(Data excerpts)
-- Opening Marker --
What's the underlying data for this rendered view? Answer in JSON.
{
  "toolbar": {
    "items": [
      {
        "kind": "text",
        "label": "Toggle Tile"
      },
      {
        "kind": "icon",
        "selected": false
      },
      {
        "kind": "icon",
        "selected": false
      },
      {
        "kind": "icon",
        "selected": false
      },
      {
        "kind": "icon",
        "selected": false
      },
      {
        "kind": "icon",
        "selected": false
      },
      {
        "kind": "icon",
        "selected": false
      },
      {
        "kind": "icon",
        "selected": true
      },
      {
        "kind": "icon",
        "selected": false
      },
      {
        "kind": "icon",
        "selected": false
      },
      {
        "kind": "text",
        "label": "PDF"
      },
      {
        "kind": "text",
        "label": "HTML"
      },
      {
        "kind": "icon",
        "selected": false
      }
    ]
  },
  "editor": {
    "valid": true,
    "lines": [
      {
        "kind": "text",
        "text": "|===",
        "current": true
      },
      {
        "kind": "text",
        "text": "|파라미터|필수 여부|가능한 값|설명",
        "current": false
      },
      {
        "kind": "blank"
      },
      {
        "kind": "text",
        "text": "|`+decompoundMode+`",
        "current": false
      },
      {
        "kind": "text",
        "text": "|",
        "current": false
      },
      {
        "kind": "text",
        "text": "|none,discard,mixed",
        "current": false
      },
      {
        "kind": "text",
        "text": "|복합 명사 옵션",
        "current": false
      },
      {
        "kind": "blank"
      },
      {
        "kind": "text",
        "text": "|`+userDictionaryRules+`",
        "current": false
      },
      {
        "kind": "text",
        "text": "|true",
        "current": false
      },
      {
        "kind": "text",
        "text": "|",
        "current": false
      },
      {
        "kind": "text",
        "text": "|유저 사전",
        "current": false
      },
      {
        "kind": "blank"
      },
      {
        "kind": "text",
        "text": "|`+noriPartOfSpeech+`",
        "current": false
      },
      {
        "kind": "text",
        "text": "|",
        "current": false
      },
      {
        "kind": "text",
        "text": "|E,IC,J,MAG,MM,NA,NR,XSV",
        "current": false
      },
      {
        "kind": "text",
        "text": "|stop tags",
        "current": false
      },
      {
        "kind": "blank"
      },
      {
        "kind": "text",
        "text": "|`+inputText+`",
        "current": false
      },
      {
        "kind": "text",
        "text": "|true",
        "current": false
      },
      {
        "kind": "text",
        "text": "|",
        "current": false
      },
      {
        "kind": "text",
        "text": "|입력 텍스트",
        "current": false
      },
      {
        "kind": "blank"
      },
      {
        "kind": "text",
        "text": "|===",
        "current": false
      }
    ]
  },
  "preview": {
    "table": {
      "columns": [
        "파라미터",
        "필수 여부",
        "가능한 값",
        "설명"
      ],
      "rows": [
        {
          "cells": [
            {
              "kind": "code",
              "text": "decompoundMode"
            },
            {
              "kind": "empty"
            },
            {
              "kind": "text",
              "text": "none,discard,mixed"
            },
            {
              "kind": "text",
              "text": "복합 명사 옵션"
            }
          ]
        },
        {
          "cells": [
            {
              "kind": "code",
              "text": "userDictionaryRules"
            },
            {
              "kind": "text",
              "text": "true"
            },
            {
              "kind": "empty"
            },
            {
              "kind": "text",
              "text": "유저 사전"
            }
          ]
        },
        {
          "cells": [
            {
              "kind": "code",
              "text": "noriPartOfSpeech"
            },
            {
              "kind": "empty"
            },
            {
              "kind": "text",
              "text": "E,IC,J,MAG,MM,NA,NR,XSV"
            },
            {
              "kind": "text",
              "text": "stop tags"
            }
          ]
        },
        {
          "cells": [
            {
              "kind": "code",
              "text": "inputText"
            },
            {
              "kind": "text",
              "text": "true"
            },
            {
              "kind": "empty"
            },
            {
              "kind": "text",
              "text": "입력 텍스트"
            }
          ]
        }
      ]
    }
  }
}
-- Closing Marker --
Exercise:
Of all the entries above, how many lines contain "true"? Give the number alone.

Answer to this problem:
7